[Comment] Withdrawal of antiepileptic drugs: an individualised approach
Epilepsy is defined as a condition in which the brain becomes capable of generating spontaneous seizures.1 In around two-thirds of patients, these seizures can be suppressed with the use of daily antiepileptic drugs. One of the most frustrating aspects of epilepsy, to both patient and doctor, is the absence of indicators of the likelihood that, in the absence of medication, a seizure would happen on any given day. Patients must take daily medication, even if on most days they would be seizure-free without it.
[Articles] Individualised prediction model of seizure recurrence and long-term outcomes after withdrawal of antiepileptic drugs in seizure-free patients: a systematic review and individual participant data meta-analysis
We present evidence-based nomograms with robust performance across populations of children and adults.
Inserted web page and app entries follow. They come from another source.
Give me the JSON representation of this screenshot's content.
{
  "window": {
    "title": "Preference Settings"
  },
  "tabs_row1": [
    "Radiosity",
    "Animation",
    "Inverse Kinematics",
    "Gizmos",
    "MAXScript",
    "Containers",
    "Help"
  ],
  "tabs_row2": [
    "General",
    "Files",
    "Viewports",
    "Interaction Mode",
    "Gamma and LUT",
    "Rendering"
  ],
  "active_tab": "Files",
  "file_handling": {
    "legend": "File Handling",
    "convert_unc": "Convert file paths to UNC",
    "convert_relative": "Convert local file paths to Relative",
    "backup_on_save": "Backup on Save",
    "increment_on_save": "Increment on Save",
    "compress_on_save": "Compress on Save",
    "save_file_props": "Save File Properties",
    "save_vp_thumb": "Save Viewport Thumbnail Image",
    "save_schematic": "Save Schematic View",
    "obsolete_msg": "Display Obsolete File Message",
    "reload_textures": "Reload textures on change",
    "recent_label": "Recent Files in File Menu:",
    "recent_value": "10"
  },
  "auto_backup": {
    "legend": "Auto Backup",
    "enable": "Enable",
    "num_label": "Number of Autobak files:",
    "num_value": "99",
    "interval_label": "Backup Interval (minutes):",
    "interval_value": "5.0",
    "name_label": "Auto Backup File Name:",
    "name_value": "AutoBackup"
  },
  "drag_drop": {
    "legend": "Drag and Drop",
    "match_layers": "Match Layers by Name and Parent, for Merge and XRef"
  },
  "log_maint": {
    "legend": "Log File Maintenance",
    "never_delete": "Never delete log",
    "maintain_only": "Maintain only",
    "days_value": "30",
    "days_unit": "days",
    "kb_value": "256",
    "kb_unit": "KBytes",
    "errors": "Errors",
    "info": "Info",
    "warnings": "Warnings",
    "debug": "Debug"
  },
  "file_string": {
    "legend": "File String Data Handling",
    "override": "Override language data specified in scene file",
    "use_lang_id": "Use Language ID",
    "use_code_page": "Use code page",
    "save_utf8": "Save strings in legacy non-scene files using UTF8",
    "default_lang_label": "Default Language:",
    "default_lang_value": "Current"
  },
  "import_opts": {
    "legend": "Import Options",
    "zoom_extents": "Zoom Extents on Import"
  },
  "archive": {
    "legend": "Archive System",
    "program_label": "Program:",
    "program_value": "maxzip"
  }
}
The nomograms facilitate prediction of outcomes following drug withdrawal for the individual patient, including both the risk of relapse and the chance of long-term freedom from seizures. The main limitations were the absence of a control group continuing antiepileptic drug treatment and a consistent definition of long-term seizure freedom.
[Comment] Another milestone in childhood spinal muscular atrophy
Childhood spinal muscular atrophy (SMA) is one of the most debilitating hereditary neuromuscular disorders. Inheritance of SMA is autosomal recessive, and its ubiquitous incidence is estimated to be about 1:11 000 live births, with a carrier frequency of 1 in 50.1,2 More than 95% of patients with SMA have homozygous deletions of exons 7 and 8 of the survival motor neuron 1 (SMN1) gene that encodes the survival motor neuron (SMN) protein.3 The shortage of SMN protein causes loss of lower motor neurons in the spinal cord and brainstem leading to progressive muscle paralysis and atrophy.
[Articles] Safety and efficacy of olesoxime in patients with type 2 or non-ambulatory type 3 spinal muscular atrophy: a randomised, double-blind, placebo-controlled phase 2 trial
Olesoxime was safe at the doses studied, for the duration of the trial. Although the primary endpoint was not met, secondary endpoints and sensitivity analyses suggest that olesoxime might maintain motor function in patients with type 2 or type 3 SMA over a period of 24 months. Based on these results, olesoxime might provide meaningful clinical benefits for patients with SMA and, given its mode of action, might be used in combination with other drugs targeting other mechanisms of disease, although additional evidence is needed.
[In Context] Henrik Zetterberg: biomarking neurological disorders
Henrik Zetterberg's steady outlook on life could date back to his tranquil upbringing close to the Gothenburg archipelago in Sweden. His parents inspired his love of nature, which would eventually translate into a love of science and a medical degree. Today, he is Professor of Neurochemistry, senior consultant of clinical chemistry, and head of the Department of Psychiatry and Neurochemistry at the University of Gothenburg (Gothenburg, Sweden), where he is also co-lead of the Clinical Neurochemistry Laboratory with long-time friend Kaj Blennow.
[In Context] Greg Albers: changing the face of the stroke stopwatch
Treatment for stroke is determined by the stopwatch. Missing the few hours that are the window of opportunity between stroke onset and the time of diagnosis make many patients ineligible for reperfusion therapy, because of concerns that treatment might be too risky or ineffective. Greg Albers, Professor of Neurology and Neurological Sciences, and Director of the Stanford Stroke Center (Stanford University, CA, USA) is “trying to show that the stopwatch does not make the most sense”. He says: “we have to tailor treatment to the individual, not because the majority of people don't do well if you treat them within a chosen timeframe.